This article is also published at www.counterfire.org
CNN's latest poll shows a clear majority of the US public opposed to the occupation of Afghanistan. It shows a shift in the last three months, with the popular mood moving against the occupation - 54% say they are opposed, with only 41% in favour. The argument for withdrawing NATO troops has rarely been so vilified in the media, yet in both this country and the US recent polls inidcate strong anti-war feeling.
Military chiefs on both sides of the Atlantic have stepped up pressure on political leaders for more money and more troops. Many of those politicians need little persuading anyway - as they are dedicated to the whole long-term imperial project, and Afghanistan's vital place in it - though it nonetheless creates tensions for them that are hard to resolve.
They know the continuing occupation isn't popular, a problem exacerbated by the widely reported rising toll of deaths of US/UK soldiers, and they can't hide from an overwhelming sesne that the war is unwinnable. Pulling them in the opposite direction is the nauseating 'patriotism' of much media coverage, the Right's arguments about underfunding of the armed forces being the core problem, and their own determination to pursue the wider 'war on terror'.
Recent talk of a long war becoming ever-longer, stretching on even for decades, clashes with the brutal political reality that domestically people simply won't tolerate such futility and misery. The casualties mount up, the money keeps pouring in - at a time of increasing hardship due to recession and plans for public service cuts - and the sense of pointlessness eats away at people who aren't traditionally anti-war.
Barack Obama may have been powered to victory in large part thanks to his anti-war stance regarding Iraq - and because he wasn't the warmonger George Bush - but the goodwill towards him can't last forever.

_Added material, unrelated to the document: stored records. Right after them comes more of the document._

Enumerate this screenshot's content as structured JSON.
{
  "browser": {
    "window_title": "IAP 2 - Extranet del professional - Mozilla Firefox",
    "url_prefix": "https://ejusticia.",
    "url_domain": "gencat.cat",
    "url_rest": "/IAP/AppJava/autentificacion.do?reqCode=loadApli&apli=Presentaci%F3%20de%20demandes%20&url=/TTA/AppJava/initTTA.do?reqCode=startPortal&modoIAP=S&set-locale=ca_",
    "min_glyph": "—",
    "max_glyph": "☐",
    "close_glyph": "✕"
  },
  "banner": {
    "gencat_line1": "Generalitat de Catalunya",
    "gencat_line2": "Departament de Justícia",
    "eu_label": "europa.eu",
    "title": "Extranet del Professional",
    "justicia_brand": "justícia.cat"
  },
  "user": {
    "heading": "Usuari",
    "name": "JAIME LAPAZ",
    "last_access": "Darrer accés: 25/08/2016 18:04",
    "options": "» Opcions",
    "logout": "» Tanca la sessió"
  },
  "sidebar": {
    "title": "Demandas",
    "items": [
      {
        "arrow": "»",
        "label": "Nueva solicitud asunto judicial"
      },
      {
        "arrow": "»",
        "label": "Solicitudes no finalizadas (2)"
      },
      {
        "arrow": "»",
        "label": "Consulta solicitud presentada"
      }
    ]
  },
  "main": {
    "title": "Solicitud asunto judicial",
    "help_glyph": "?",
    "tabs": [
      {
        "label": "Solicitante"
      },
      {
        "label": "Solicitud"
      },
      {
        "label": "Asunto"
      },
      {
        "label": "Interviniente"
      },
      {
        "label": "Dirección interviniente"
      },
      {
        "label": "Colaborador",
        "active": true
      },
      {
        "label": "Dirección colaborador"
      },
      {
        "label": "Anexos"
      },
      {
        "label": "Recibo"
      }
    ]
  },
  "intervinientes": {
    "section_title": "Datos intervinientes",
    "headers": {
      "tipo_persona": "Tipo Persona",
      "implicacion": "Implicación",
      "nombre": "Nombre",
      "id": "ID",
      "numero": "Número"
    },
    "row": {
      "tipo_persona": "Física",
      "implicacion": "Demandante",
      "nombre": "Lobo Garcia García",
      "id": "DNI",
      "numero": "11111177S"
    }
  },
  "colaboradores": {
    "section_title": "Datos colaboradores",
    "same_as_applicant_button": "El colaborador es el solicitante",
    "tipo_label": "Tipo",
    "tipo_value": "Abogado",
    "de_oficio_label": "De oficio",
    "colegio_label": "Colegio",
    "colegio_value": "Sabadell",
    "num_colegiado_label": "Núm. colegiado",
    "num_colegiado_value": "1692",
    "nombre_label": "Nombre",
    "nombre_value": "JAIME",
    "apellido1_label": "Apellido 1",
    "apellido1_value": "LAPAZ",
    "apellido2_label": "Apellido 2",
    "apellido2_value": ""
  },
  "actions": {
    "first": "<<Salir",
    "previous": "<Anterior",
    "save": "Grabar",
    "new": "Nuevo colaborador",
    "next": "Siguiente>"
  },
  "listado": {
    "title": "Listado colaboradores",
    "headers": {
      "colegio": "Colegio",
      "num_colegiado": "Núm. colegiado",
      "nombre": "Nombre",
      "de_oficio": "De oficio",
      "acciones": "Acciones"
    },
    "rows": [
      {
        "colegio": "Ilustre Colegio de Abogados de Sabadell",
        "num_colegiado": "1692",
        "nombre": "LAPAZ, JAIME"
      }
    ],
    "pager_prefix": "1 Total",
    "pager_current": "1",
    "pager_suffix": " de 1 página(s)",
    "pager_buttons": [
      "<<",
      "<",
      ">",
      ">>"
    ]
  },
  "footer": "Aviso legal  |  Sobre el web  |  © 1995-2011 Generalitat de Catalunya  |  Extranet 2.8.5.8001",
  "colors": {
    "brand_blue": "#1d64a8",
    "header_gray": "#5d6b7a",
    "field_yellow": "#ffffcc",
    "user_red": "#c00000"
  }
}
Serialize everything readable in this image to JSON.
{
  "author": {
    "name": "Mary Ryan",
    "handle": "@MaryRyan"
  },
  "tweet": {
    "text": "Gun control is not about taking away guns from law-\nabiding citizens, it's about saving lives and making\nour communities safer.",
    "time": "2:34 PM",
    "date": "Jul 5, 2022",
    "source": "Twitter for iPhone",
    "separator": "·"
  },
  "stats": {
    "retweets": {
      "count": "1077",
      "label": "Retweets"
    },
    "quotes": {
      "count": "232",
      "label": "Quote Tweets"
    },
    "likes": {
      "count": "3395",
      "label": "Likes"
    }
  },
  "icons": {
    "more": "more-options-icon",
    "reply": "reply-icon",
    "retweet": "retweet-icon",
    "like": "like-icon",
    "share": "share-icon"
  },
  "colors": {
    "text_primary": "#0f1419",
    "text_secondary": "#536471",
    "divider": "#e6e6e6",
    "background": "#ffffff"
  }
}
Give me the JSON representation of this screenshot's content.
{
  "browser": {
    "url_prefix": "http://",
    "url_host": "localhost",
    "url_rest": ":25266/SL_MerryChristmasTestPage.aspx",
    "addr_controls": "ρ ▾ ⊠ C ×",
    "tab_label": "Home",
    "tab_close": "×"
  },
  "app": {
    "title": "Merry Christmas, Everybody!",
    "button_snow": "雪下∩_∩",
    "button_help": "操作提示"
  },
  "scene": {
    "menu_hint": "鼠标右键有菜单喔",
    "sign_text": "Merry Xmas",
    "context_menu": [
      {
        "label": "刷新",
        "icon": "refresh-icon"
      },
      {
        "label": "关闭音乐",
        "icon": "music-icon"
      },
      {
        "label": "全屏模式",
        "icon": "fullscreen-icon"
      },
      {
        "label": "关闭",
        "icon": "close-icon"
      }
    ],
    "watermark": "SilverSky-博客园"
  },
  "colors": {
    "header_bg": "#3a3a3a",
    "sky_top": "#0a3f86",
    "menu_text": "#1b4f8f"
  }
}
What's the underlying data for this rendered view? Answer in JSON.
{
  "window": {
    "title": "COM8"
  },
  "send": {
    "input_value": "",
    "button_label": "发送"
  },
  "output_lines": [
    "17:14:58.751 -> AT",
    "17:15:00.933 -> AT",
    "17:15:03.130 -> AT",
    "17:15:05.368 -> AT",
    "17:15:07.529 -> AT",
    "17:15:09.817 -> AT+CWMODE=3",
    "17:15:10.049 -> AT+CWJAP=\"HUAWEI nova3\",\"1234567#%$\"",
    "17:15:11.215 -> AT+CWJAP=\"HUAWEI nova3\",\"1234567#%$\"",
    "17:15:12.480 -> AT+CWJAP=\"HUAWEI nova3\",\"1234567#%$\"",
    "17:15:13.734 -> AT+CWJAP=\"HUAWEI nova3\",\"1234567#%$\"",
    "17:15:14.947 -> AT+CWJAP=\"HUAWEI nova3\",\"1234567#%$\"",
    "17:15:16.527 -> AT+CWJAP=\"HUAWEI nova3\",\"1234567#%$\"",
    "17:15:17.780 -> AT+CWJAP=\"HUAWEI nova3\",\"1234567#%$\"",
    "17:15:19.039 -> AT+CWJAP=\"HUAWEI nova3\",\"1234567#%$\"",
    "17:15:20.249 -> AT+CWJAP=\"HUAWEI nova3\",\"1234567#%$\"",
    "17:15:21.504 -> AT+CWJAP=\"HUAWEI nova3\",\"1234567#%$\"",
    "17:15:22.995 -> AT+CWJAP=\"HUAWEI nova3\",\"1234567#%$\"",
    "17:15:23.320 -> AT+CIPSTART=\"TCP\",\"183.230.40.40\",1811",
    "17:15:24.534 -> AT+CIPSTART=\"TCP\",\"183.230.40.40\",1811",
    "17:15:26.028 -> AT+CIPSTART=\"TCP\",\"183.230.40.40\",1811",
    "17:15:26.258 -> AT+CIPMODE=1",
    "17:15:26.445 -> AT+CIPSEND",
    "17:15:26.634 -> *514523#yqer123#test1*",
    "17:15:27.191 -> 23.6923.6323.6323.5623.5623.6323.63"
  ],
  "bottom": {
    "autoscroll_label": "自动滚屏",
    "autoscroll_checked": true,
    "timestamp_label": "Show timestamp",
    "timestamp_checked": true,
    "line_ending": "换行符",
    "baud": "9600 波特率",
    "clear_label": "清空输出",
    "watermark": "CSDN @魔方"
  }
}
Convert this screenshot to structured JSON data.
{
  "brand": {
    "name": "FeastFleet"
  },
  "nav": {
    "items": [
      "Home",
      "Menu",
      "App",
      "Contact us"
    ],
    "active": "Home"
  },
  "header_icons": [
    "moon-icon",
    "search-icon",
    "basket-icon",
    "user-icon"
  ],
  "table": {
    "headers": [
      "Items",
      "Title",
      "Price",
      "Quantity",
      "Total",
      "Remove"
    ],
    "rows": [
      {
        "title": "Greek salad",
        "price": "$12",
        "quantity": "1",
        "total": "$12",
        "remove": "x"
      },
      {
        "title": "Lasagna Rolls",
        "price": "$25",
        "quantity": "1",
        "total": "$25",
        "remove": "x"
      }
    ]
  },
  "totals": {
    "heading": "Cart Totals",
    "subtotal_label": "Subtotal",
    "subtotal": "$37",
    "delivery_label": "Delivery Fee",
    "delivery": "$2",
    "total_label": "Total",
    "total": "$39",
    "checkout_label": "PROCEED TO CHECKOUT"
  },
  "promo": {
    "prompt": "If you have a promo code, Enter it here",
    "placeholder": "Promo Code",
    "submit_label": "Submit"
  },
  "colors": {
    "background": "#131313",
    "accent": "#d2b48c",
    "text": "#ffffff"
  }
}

The new poll ratings are especially striking when you recall that Obama, greeted with such jubilation on election last November, has consistently been (and continues to be) steadfastly pro-occupation and keen to intensify NATO operations. CNN report opposition to his policy in Afghanistan is mainly among Democrat supporters. A gulf is opening up between the President and those who elected him.
Here we have a politically similar scenario: Gordon Brown was viewed by many as sure to be better than Blair, including in the area of foreign policy, but has turned out (as some of us warned) to be all continuity and no change. It is apparent that change will come only with a strengthening of the anti-war movement in the coming weeks and months, starting with nationwide protests to greet the news of the 200th British soldier being killed (the total is currently 195).
On Saturday 24 October thousands will march in London to demand we bring the troops home now. Regardless of the Westminster consensus on Afghanistan, despite the media's narrowing of debate, this movement reflects majority public opinion - and carries the possibility of real change.